=== SOURCE DATA ===
=== Begin Enclosure ===

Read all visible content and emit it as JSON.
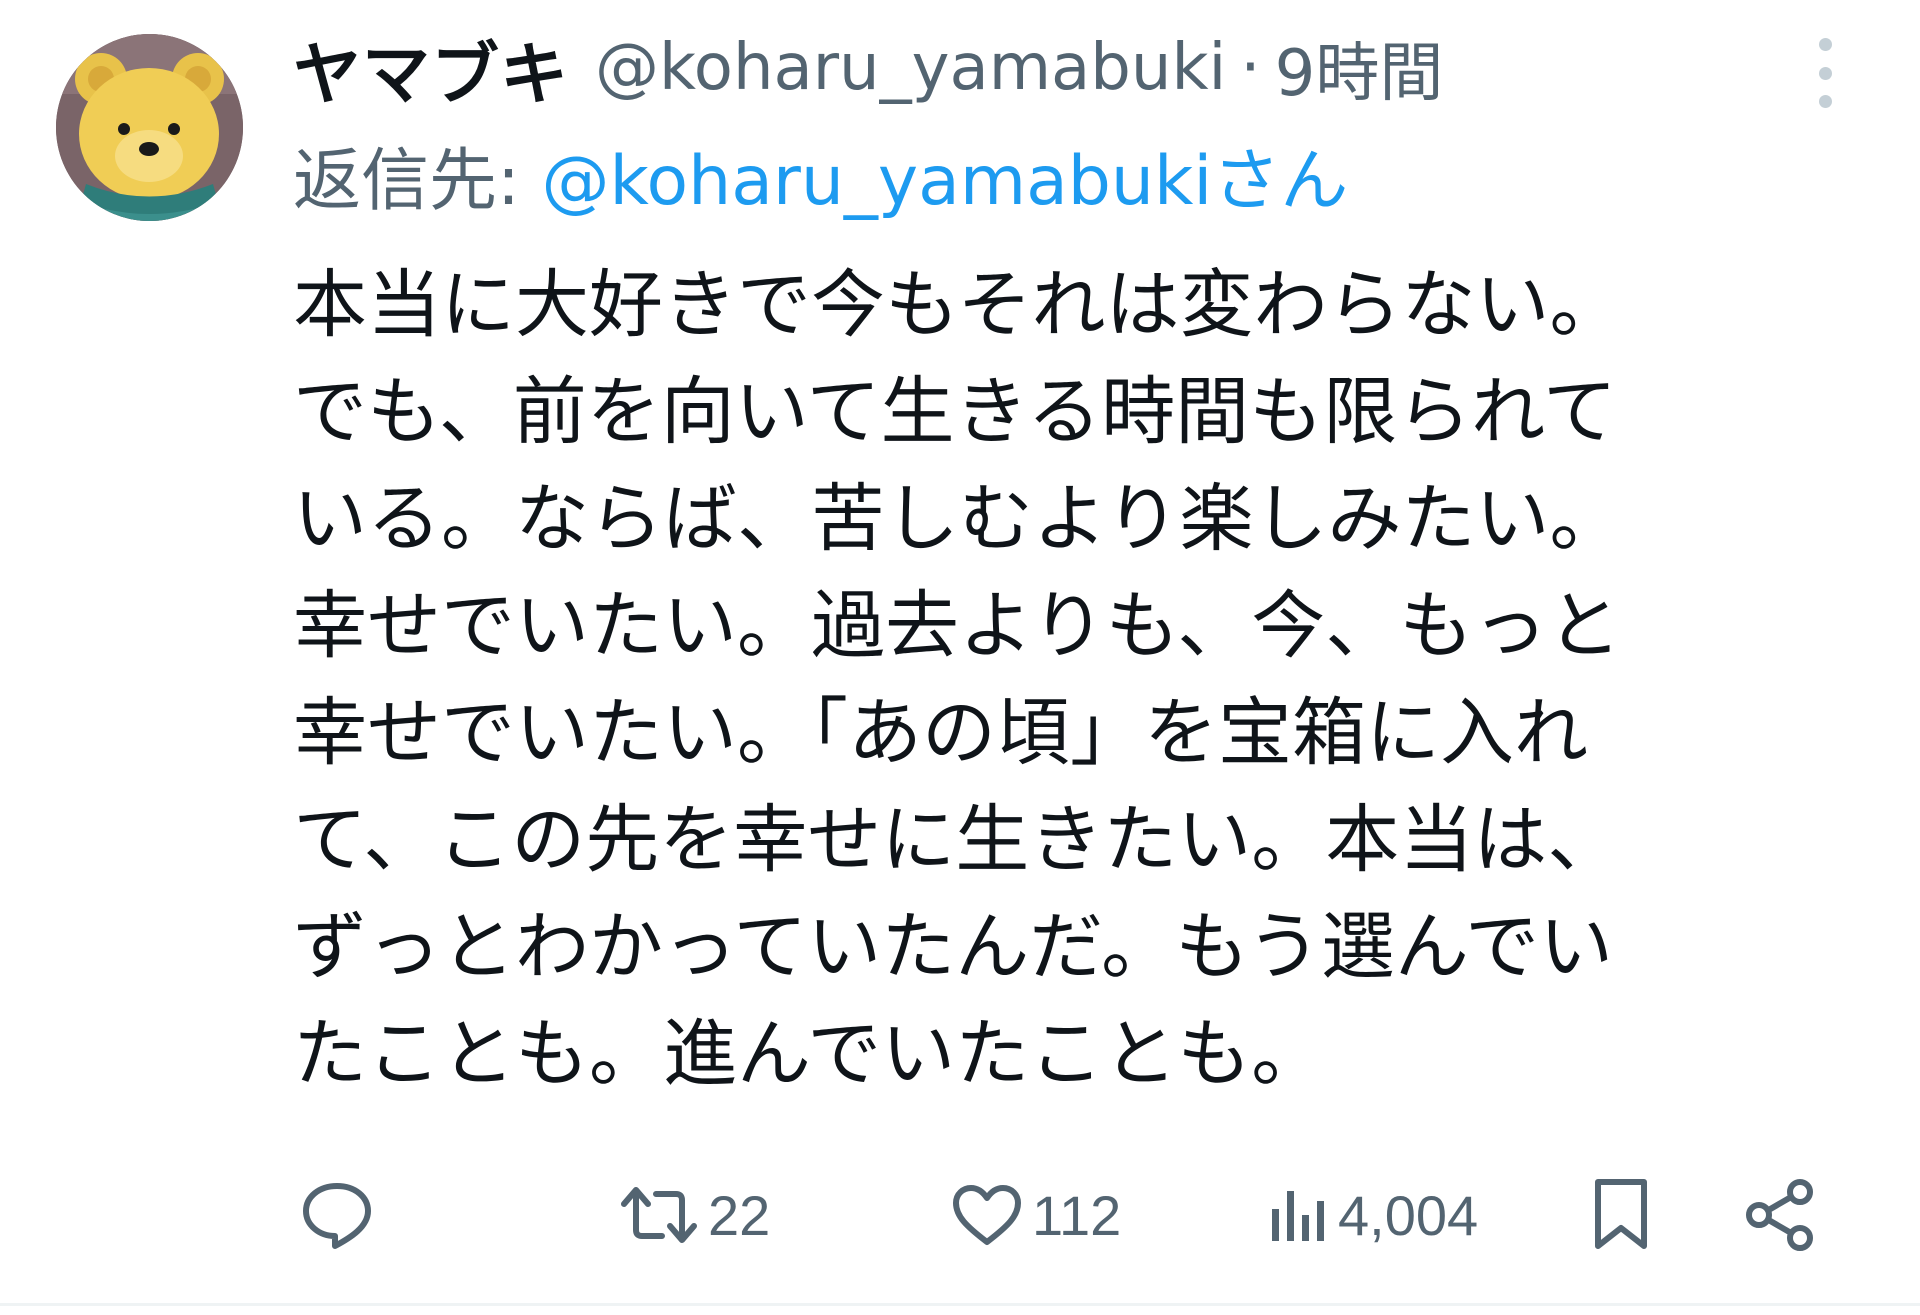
{
  "author": {
    "display_name": "ヤマブキ",
    "handle": "@koharu_yamabuki",
    "separator": "·",
    "time": "9時間"
  },
  "reply": {
    "prefix": "返信先: ",
    "target": "@koharu_yamabuki",
    "suffix": "さん"
  },
  "body_lines": [
    "本当に大好きで今もそれは変わらない。",
    "でも、前を向いて生きる時間も限られて",
    "いる。ならば、苦しむより楽しみたい。",
    "幸せでいたい。過去よりも、今、もっと",
    "幸せでいたい。「あの頃」を宝箱に入れ",
    "て、この先を幸せに生きたい。本当は、",
    "ずっとわかっていたんだ。もう選んでい",
    "たことも。進んでいたことも。"
  ],
  "actions": {
    "reply_icon": "reply-icon",
    "retweet_count": "22",
    "like_count": "112",
    "views_count": "4,004",
    "bookmark_icon": "bookmark-icon",
    "share_icon": "share-icon"
  },
  "colors": {
    "text": "#0f1419",
    "secondary": "#536471",
    "link": "#1d9bf0",
    "divider": "#eff3f4"
  }
}
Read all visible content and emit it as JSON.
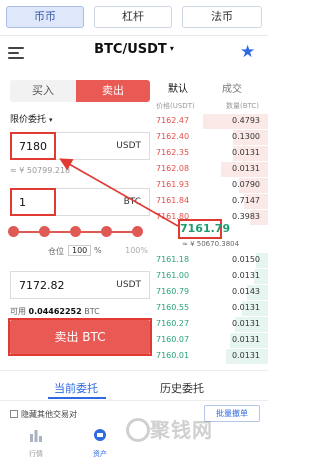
{
  "market_tabs": [
    "币币",
    "杠杆",
    "法币"
  ],
  "header": {
    "pair": "BTC/USDT",
    "pair_caret": "▾",
    "menu_icon": "menu-icon",
    "favorite_icon": "star-icon"
  },
  "trade_tabs": {
    "buy": "买入",
    "sell": "卖出"
  },
  "order_type": {
    "label": "限价委托",
    "caret": "▾"
  },
  "price_field": {
    "value": "7180",
    "unit": "USDT",
    "approx": "≈ ¥ 50799.218"
  },
  "amount_field": {
    "value": "1",
    "unit": "BTC"
  },
  "position": {
    "label": "仓位",
    "percent": "100",
    "unit": "%",
    "right_label": "100%",
    "slider_fraction": 1.0
  },
  "total_field": {
    "value": "7172.82",
    "unit": "USDT"
  },
  "available": {
    "label": "可用",
    "amount": "0.04462252",
    "unit": "BTC"
  },
  "sell_button": "卖出 BTC",
  "orderbook": {
    "tabs": [
      "默认",
      "成交"
    ],
    "headers": {
      "price": "价格(USDT)",
      "qty": "数量(BTC)"
    },
    "asks": [
      {
        "price": "7162.47",
        "qty": "0.4793",
        "depth": 0.55
      },
      {
        "price": "7162.40",
        "qty": "0.1300",
        "depth": 0.3
      },
      {
        "price": "7162.35",
        "qty": "0.0131",
        "depth": 0.3
      },
      {
        "price": "7162.08",
        "qty": "0.0131",
        "depth": 0.4
      },
      {
        "price": "7161.93",
        "qty": "0.0790",
        "depth": 0.25
      },
      {
        "price": "7161.84",
        "qty": "0.7147",
        "depth": 0.2
      },
      {
        "price": "7161.80",
        "qty": "0.3983",
        "depth": 0.15
      }
    ],
    "last_price": "7161.79",
    "last_approx": "≈ ¥ 50670.3804",
    "bids": [
      {
        "price": "7161.18",
        "qty": "0.0150",
        "depth": 0.1
      },
      {
        "price": "7161.00",
        "qty": "0.0131",
        "depth": 0.12
      },
      {
        "price": "7160.79",
        "qty": "0.0143",
        "depth": 0.18
      },
      {
        "price": "7160.55",
        "qty": "0.0131",
        "depth": 0.22
      },
      {
        "price": "7160.27",
        "qty": "0.0131",
        "depth": 0.28
      },
      {
        "price": "7160.07",
        "qty": "0.0131",
        "depth": 0.32
      },
      {
        "price": "7160.01",
        "qty": "0.0131",
        "depth": 0.36
      }
    ]
  },
  "orders": {
    "current": "当前委托",
    "history": "历史委托",
    "hide_others": "隐藏其他交易对",
    "batch_cancel": "批量撤单"
  },
  "bottom_nav": [
    {
      "label": "行情",
      "icon": "bar-chart-icon"
    },
    {
      "label": "资产",
      "icon": "wallet-icon"
    }
  ],
  "watermark": "聚钱网",
  "colors": {
    "sell": "#ea5a55",
    "buy": "#27a37a",
    "accent": "#2f6be0",
    "highlight_box": "#e03a32"
  }
}
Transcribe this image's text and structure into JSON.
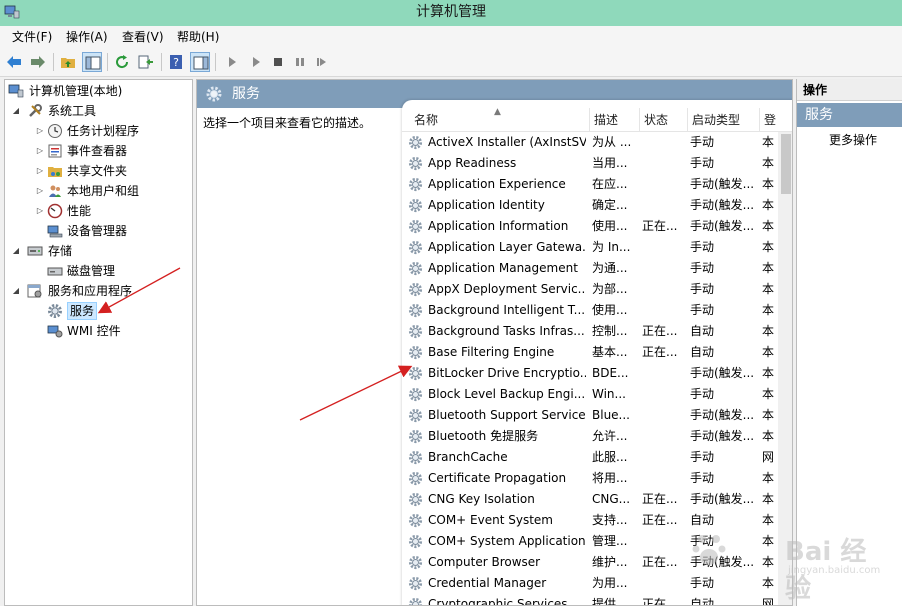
{
  "window": {
    "title": "计算机管理"
  },
  "menu": [
    "文件(F)",
    "操作(A)",
    "查看(V)",
    "帮助(H)"
  ],
  "tree": {
    "root": "计算机管理(本地)",
    "system_tools": "系统工具",
    "task_scheduler": "任务计划程序",
    "event_viewer": "事件查看器",
    "shared_folders": "共享文件夹",
    "local_users": "本地用户和组",
    "performance": "性能",
    "device_manager": "设备管理器",
    "storage": "存储",
    "disk_management": "磁盘管理",
    "services_apps": "服务和应用程序",
    "services": "服务",
    "wmi": "WMI 控件"
  },
  "center": {
    "title": "服务",
    "description_prompt": "选择一个项目来查看它的描述。",
    "columns": [
      "名称",
      "描述",
      "状态",
      "启动类型",
      "登"
    ],
    "services": [
      {
        "name": "ActiveX Installer (AxInstSV)",
        "desc": "为从 ...",
        "status": "",
        "startup": "手动",
        "logon": "本"
      },
      {
        "name": "App Readiness",
        "desc": "当用...",
        "status": "",
        "startup": "手动",
        "logon": "本"
      },
      {
        "name": "Application Experience",
        "desc": "在应...",
        "status": "",
        "startup": "手动(触发...",
        "logon": "本"
      },
      {
        "name": "Application Identity",
        "desc": "确定...",
        "status": "",
        "startup": "手动(触发...",
        "logon": "本"
      },
      {
        "name": "Application Information",
        "desc": "使用...",
        "status": "正在...",
        "startup": "手动(触发...",
        "logon": "本"
      },
      {
        "name": "Application Layer Gatewa...",
        "desc": "为 In...",
        "status": "",
        "startup": "手动",
        "logon": "本"
      },
      {
        "name": "Application Management",
        "desc": "为通...",
        "status": "",
        "startup": "手动",
        "logon": "本"
      },
      {
        "name": "AppX Deployment Servic...",
        "desc": "为部...",
        "status": "",
        "startup": "手动",
        "logon": "本"
      },
      {
        "name": "Background Intelligent T...",
        "desc": "使用...",
        "status": "",
        "startup": "手动",
        "logon": "本"
      },
      {
        "name": "Background Tasks Infras...",
        "desc": "控制...",
        "status": "正在...",
        "startup": "自动",
        "logon": "本"
      },
      {
        "name": "Base Filtering Engine",
        "desc": "基本...",
        "status": "正在...",
        "startup": "自动",
        "logon": "本"
      },
      {
        "name": "BitLocker Drive Encryptio...",
        "desc": "BDE...",
        "status": "",
        "startup": "手动(触发...",
        "logon": "本"
      },
      {
        "name": "Block Level Backup Engi...",
        "desc": "Win...",
        "status": "",
        "startup": "手动",
        "logon": "本"
      },
      {
        "name": "Bluetooth Support Service",
        "desc": "Blue...",
        "status": "",
        "startup": "手动(触发...",
        "logon": "本"
      },
      {
        "name": "Bluetooth 免提服务",
        "desc": "允许...",
        "status": "",
        "startup": "手动(触发...",
        "logon": "本"
      },
      {
        "name": "BranchCache",
        "desc": "此服...",
        "status": "",
        "startup": "手动",
        "logon": "网"
      },
      {
        "name": "Certificate Propagation",
        "desc": "将用...",
        "status": "",
        "startup": "手动",
        "logon": "本"
      },
      {
        "name": "CNG Key Isolation",
        "desc": "CNG...",
        "status": "正在...",
        "startup": "手动(触发...",
        "logon": "本"
      },
      {
        "name": "COM+ Event System",
        "desc": "支持...",
        "status": "正在...",
        "startup": "自动",
        "logon": "本"
      },
      {
        "name": "COM+ System Application",
        "desc": "管理...",
        "status": "",
        "startup": "手动",
        "logon": "本"
      },
      {
        "name": "Computer Browser",
        "desc": "维护...",
        "status": "正在...",
        "startup": "手动(触发...",
        "logon": "本"
      },
      {
        "name": "Credential Manager",
        "desc": "为用...",
        "status": "",
        "startup": "手动",
        "logon": "本"
      },
      {
        "name": "Cryptographic Services",
        "desc": "提供...",
        "status": "正在...",
        "startup": "自动",
        "logon": "网"
      }
    ]
  },
  "actions": {
    "title": "操作",
    "section": "服务",
    "more": "更多操作"
  },
  "watermark": {
    "text": "Bai 经验",
    "sub": "jingyan.baidu.com"
  },
  "colors": {
    "titlebar": "#8fd9bb",
    "header_band": "#7f9db9",
    "annotation_arrow": "#d42020"
  }
}
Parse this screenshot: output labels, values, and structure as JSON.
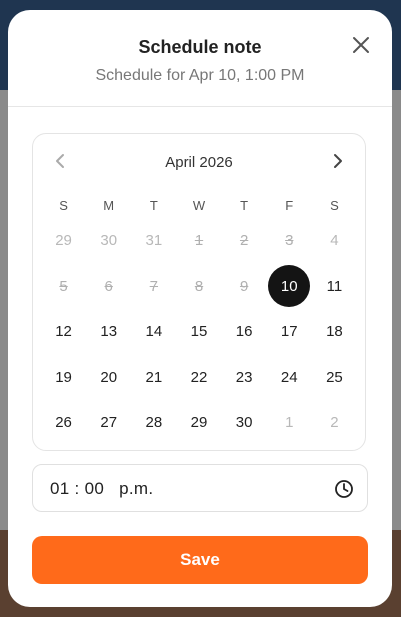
{
  "dialog": {
    "title": "Schedule note",
    "subtitle": "Schedule for Apr 10, 1:00 PM"
  },
  "calendar": {
    "month_label": "April 2026",
    "weekdays": [
      "S",
      "M",
      "T",
      "W",
      "T",
      "F",
      "S"
    ],
    "selected_day": "10",
    "weeks": [
      [
        {
          "d": "29",
          "s": "outside"
        },
        {
          "d": "30",
          "s": "outside"
        },
        {
          "d": "31",
          "s": "outside"
        },
        {
          "d": "1",
          "s": "struck"
        },
        {
          "d": "2",
          "s": "struck"
        },
        {
          "d": "3",
          "s": "struck"
        },
        {
          "d": "4",
          "s": "outside"
        }
      ],
      [
        {
          "d": "5",
          "s": "struck"
        },
        {
          "d": "6",
          "s": "struck"
        },
        {
          "d": "7",
          "s": "struck"
        },
        {
          "d": "8",
          "s": "struck"
        },
        {
          "d": "9",
          "s": "struck"
        },
        {
          "d": "10",
          "s": "selected"
        },
        {
          "d": "11",
          "s": "normal"
        }
      ],
      [
        {
          "d": "12",
          "s": "normal"
        },
        {
          "d": "13",
          "s": "normal"
        },
        {
          "d": "14",
          "s": "normal"
        },
        {
          "d": "15",
          "s": "normal"
        },
        {
          "d": "16",
          "s": "normal"
        },
        {
          "d": "17",
          "s": "normal"
        },
        {
          "d": "18",
          "s": "normal"
        }
      ],
      [
        {
          "d": "19",
          "s": "normal"
        },
        {
          "d": "20",
          "s": "normal"
        },
        {
          "d": "21",
          "s": "normal"
        },
        {
          "d": "22",
          "s": "normal"
        },
        {
          "d": "23",
          "s": "normal"
        },
        {
          "d": "24",
          "s": "normal"
        },
        {
          "d": "25",
          "s": "normal"
        }
      ],
      [
        {
          "d": "26",
          "s": "normal"
        },
        {
          "d": "27",
          "s": "normal"
        },
        {
          "d": "28",
          "s": "normal"
        },
        {
          "d": "29",
          "s": "normal"
        },
        {
          "d": "30",
          "s": "normal"
        },
        {
          "d": "1",
          "s": "outside"
        },
        {
          "d": "2",
          "s": "outside"
        }
      ]
    ]
  },
  "time": {
    "value": "01 : 00   p.m."
  },
  "actions": {
    "save_label": "Save"
  },
  "icons": {
    "close": "close-icon",
    "prev": "chevron-left-icon",
    "next": "chevron-right-icon",
    "clock": "clock-icon"
  },
  "colors": {
    "accent": "#ff6a1a",
    "selected": "#141414"
  }
}
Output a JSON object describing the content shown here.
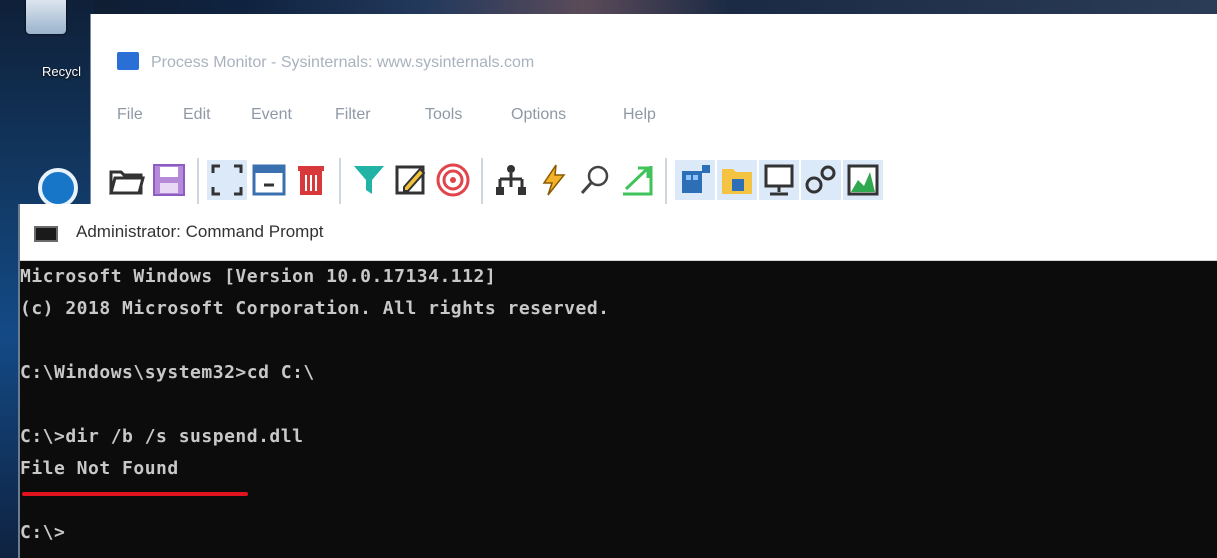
{
  "desktop": {
    "recycle_label": "Recycl"
  },
  "procmon": {
    "title": "Process Monitor - Sysinternals: www.sysinternals.com",
    "menu": [
      "File",
      "Edit",
      "Event",
      "Filter",
      "Tools",
      "Options",
      "Help"
    ],
    "toolbar_icons": [
      "open-folder-icon",
      "save-icon",
      "capture-icon",
      "autoscroll-icon",
      "clear-icon",
      "filter-icon",
      "highlight-icon",
      "target-icon",
      "process-tree-icon",
      "event-properties-icon",
      "find-icon",
      "jump-icon",
      "registry-activity-icon",
      "file-activity-icon",
      "network-activity-icon",
      "process-activity-icon",
      "profiling-icon"
    ]
  },
  "cmd": {
    "title": "Administrator: Command Prompt",
    "lines": [
      "Microsoft Windows [Version 10.0.17134.112]",
      "(c) 2018 Microsoft Corporation. All rights reserved.",
      "",
      "C:\\Windows\\system32>cd C:\\",
      "",
      "C:\\>dir /b /s suspend.dll",
      "File Not Found",
      "",
      "C:\\>"
    ]
  },
  "colors": {
    "annotation_underline": "#e0141e",
    "console_bg": "#0c0c0c",
    "console_fg": "#c8c8c8"
  }
}
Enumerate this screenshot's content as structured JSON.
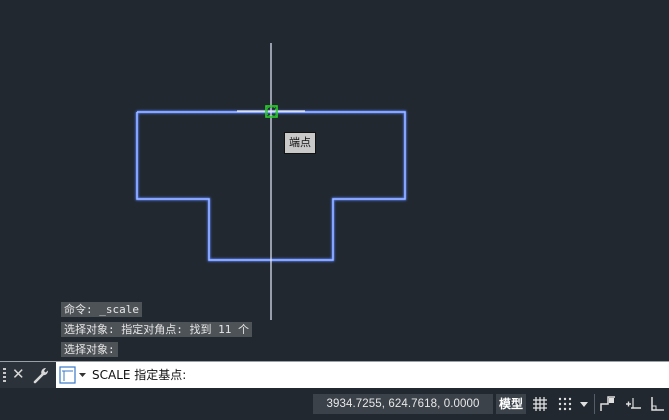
{
  "tooltip": {
    "label": "端点"
  },
  "command_history": [
    "命令: _scale",
    "选择对象: 指定对角点: 找到 11 个",
    "选择对象:"
  ],
  "command_line": {
    "current_prompt": "SCALE 指定基点:"
  },
  "status_bar": {
    "coordinates": "3934.7255, 624.7618, 0.0000",
    "model_label": "模型",
    "icons": [
      "grid-icon",
      "snap-grid-icon",
      "dropdown-arrow-icon",
      "infer-constraints-icon",
      "dynamic-input-icon",
      "ortho-mode-icon"
    ]
  },
  "colors": {
    "background": "#212830",
    "geometry": "#5b86ff",
    "osnap_marker": "#2bd12b",
    "crosshair": "#ffffff"
  }
}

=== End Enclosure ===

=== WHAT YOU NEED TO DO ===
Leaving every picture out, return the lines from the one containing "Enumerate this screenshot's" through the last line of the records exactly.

=== SOLVED EXERCISE ===
Enumerate this screenshot's content as structured JSON.
{
  "tooltip": {
    "label": "端点"
  },
  "command_history": [
    "命令: _scale",
    "选择对象: 指定对角点: 找到 11 个",
    "选择对象:"
  ],
  "command_line": {
    "current_prompt": "SCALE 指定基点:"
  },
  "status_bar": {
    "coordinates": "3934.7255, 624.7618, 0.0000",
    "model_label": "模型",
    "icons": [
      "grid-icon",
      "snap-grid-icon",
      "dropdown-arrow-icon",
      "infer-constraints-icon",
      "dynamic-input-icon",
      "ortho-mode-icon"
    ]
  },
  "colors": {
    "background": "#212830",
    "geometry": "#5b86ff",
    "osnap_marker": "#2bd12b",
    "crosshair": "#ffffff"
  }
}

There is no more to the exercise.